Equality

‘Gender intelligence’ introduced to Halifax

Business consultant gets banks thinking about how customer service affects women

Canadian finance consultant Joanne Thomas Yaccato visited Halifax last week to speak at the Centre for Women in Business’s International Women’s Day
Canadian finance consultant Joanne Thomas Yaccato visited Halifax last week to speak at the Centre for Women in Business’s International Women’s Day   Chelsea Rozansky

Canadian finance consultant Joanne Thomas Yaccato is remodeling banks worldwide to cater to female entrepreneurs using a strategy called gender intelligence.

“The nutshell of it, of gender intelligence, is looking at absolutely everything you do that touches the customer, but consciously think about how it affects women,” Yaccato says.

Yaccato visited Halifax last week to give a speech at the Centre for Women in Business’s International Women’s Day Breakfast. Many attendees were entrepreneurs or aspiring entrepreneurs.

“I think I’d like to create a pathway or a niche for something that isn’t necessarily there,” says Allison Lord, a student at the University of King’s College who heard Yaccato speak.

Yaccato says the number of women entrepreneurs is growing.

“We’re seeing this huge increase of women globally flocking to entrepreneurship because the number one reason cited is personal autonomy,” she says. “They get to control their own destiny. Because they can’t anywhere else.”

Yaccato founded the Thomas Yaccato Group 10 years ago in Toronto. Her first customer was the Royal Bank of Canada.

Her company conducts a gender-based analysis of a bank’s business model as well as market research on female entrepreneurs in each country. Then, it provides a new business model that better equips the bank to lend loans to women.

According to a report published by the U.S. Department of Commerce for the White House Council on Women and Girls, female business owners represent only nine per cent of the worldwide bank loan total.

One barrier that businesswomen face is exclusionary collateral policy.
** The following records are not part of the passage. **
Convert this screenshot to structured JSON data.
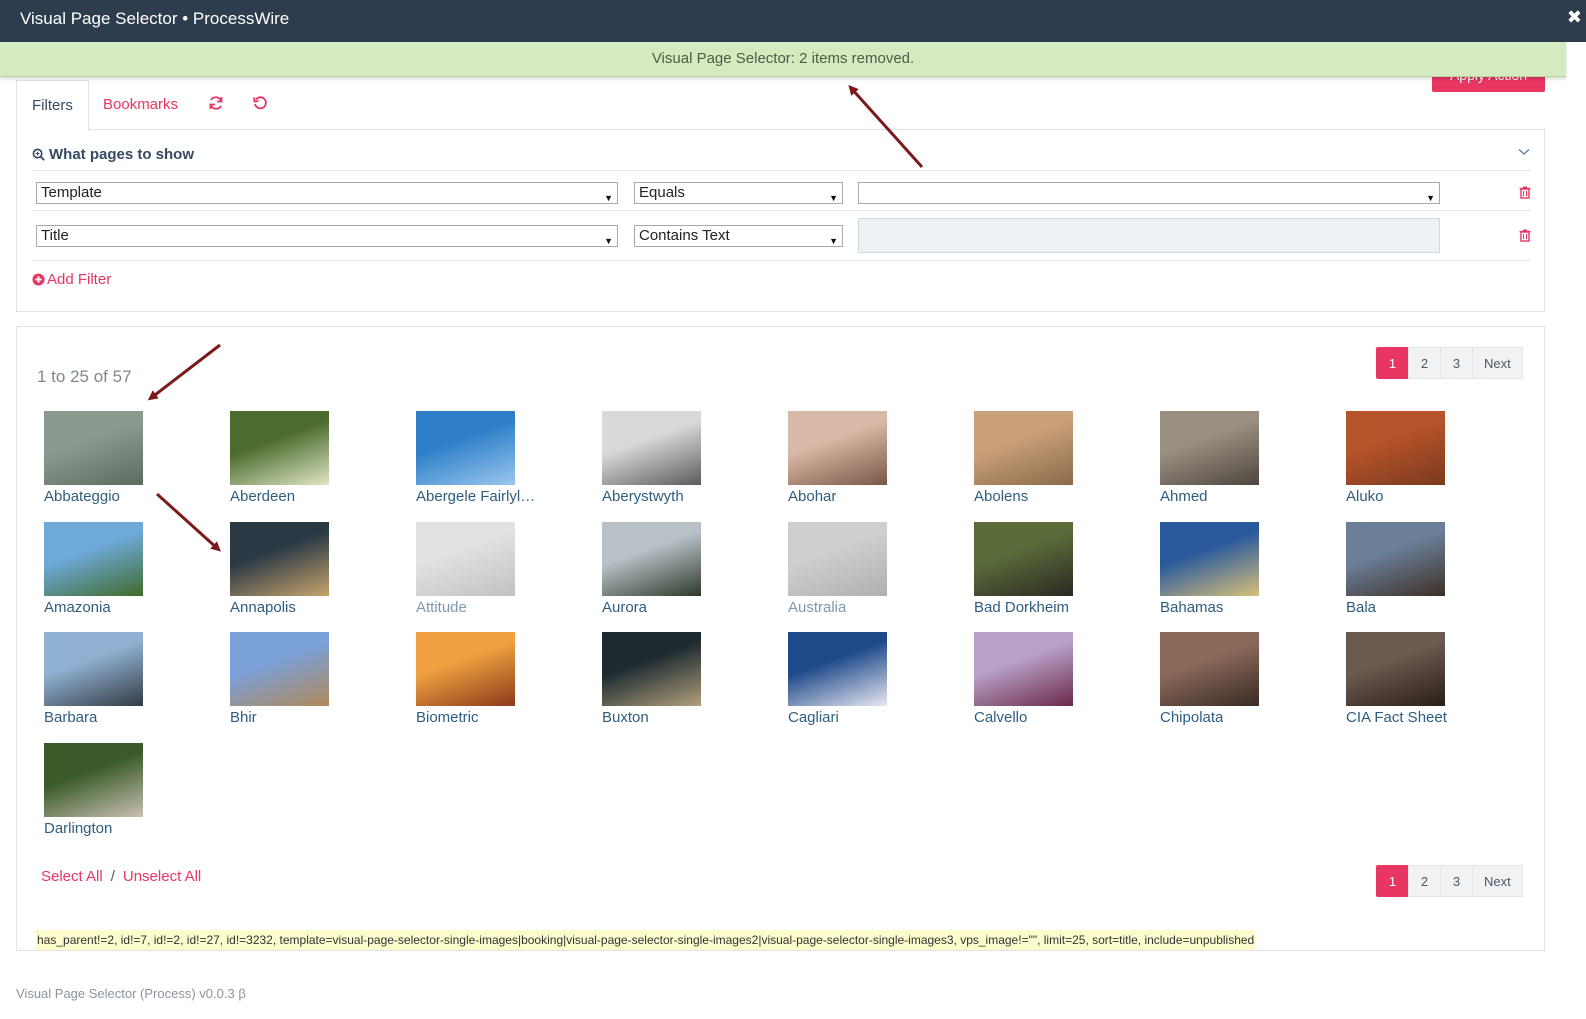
{
  "window": {
    "title": "Visual Page Selector • ProcessWire",
    "close_label": "✖"
  },
  "notice": {
    "text": "Visual Page Selector: 2 items removed."
  },
  "apply_action": {
    "label": "Apply Action"
  },
  "tabs": [
    {
      "label": "Filters",
      "active": true
    },
    {
      "label": "Bookmarks",
      "active": false
    }
  ],
  "filters": {
    "heading": "What pages to show",
    "rows": [
      {
        "field": "Template",
        "operator": "Equals",
        "value": ""
      },
      {
        "field": "Title",
        "operator": "Contains Text",
        "value": ""
      }
    ],
    "add_label": "Add Filter"
  },
  "results": {
    "count_text": "1 to 25 of 57",
    "pagination": [
      "1",
      "2",
      "3",
      "Next"
    ],
    "current_page": "1",
    "items": [
      {
        "name": "Abbateggio",
        "unpublished": false
      },
      {
        "name": "Aberdeen",
        "unpublished": false
      },
      {
        "name": "Abergele Fairlyland",
        "unpublished": false
      },
      {
        "name": "Aberystwyth",
        "unpublished": false
      },
      {
        "name": "Abohar",
        "unpublished": false
      },
      {
        "name": "Abolens",
        "unpublished": false
      },
      {
        "name": "Ahmed",
        "unpublished": false
      },
      {
        "name": "Aluko",
        "unpublished": false
      },
      {
        "name": "Amazonia",
        "unpublished": false
      },
      {
        "name": "Annapolis",
        "unpublished": false
      },
      {
        "name": "Attitude",
        "unpublished": true
      },
      {
        "name": "Aurora",
        "unpublished": false
      },
      {
        "name": "Australia",
        "unpublished": true
      },
      {
        "name": "Bad Dorkheim",
        "unpublished": false
      },
      {
        "name": "Bahamas",
        "unpublished": false
      },
      {
        "name": "Bala",
        "unpublished": false
      },
      {
        "name": "Barbara",
        "unpublished": false
      },
      {
        "name": "Bhir",
        "unpublished": false
      },
      {
        "name": "Biometric",
        "unpublished": false
      },
      {
        "name": "Buxton",
        "unpublished": false
      },
      {
        "name": "Cagliari",
        "unpublished": false
      },
      {
        "name": "Calvello",
        "unpublished": false
      },
      {
        "name": "Chipolata",
        "unpublished": false
      },
      {
        "name": "CIA Fact Sheet",
        "unpublished": false
      },
      {
        "name": "Darlington",
        "unpublished": false
      }
    ],
    "select_all": "Select All",
    "separator": "/",
    "unselect_all": "Unselect All",
    "selector": "has_parent!=2, id!=7, id!=2, id!=27, id!=3232, template=visual-page-selector-single-images|booking|visual-page-selector-single-images2|visual-page-selector-single-images3, vps_image!=\"\", limit=25, sort=title, include=unpublished"
  },
  "footer": {
    "text": "Visual Page Selector (Process) v0.0.3 β"
  },
  "colors": {
    "accent": "#e83561",
    "titlebar": "#2e3d4e",
    "notice_bg": "#d5eac0",
    "annotation_arrow": "#7a1a1a"
  },
  "icons": [
    "refresh-icon",
    "reset-icon",
    "search-zoom-icon",
    "chevron-down-icon",
    "trash-icon",
    "plus-circle-icon",
    "close-icon"
  ]
}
Yaccato has worked with banks in Lebanon, Turkey and the Congo where property ownership was necessary collateral for a loan.

“Well women don’t own property. They own next to none of the property that’s available,” Yaccato explains. “If these banks want to seriously meet the needs of women then you’ve got to do something about this collateral policy.”

In Turkey, for example, the law states that property ownership is shared equally between spouses. However, women own less than 25 per cent of all the property in the country.

“The reality is, even though the legislation is in place, it’s just paper. There’s no enforcement capability, and custom, local custom will trump civil law every time,” Yaccato says.

Yaccato helped the banks Garanti in Turkey and Rawbank in the Congo introduce gold as collateral.

“In places like the Congo, places like Turkey, where property ownership is deplorable, many banks are introducing gold as an expectable form of collateral because it taps into the local culture where women collect gold jewelry from birth,” Yaccato says.

In Lebanon, women are not allowed to open up bank accounts for their children because the father is the legal guardian. If the father is not available to sign off when opening an account, only another male from his immediate household can sign off on the account.

“So we introduced the principles of gender intelligence,” Yaccato says.

Yaccato worked with the BLC Bank in Lebanon, which introduced the Mother Fiduciary Account. She says this account is the first of its kind and allows a woman to open up a bank account in the name of her children without needing to disclose it to any member of her immediate family or the children’s father.

These insights about gender intelligence are valuable lessons for Nova Scotia’s women entrepreneurs, the Centre for Women in Business said in a media release.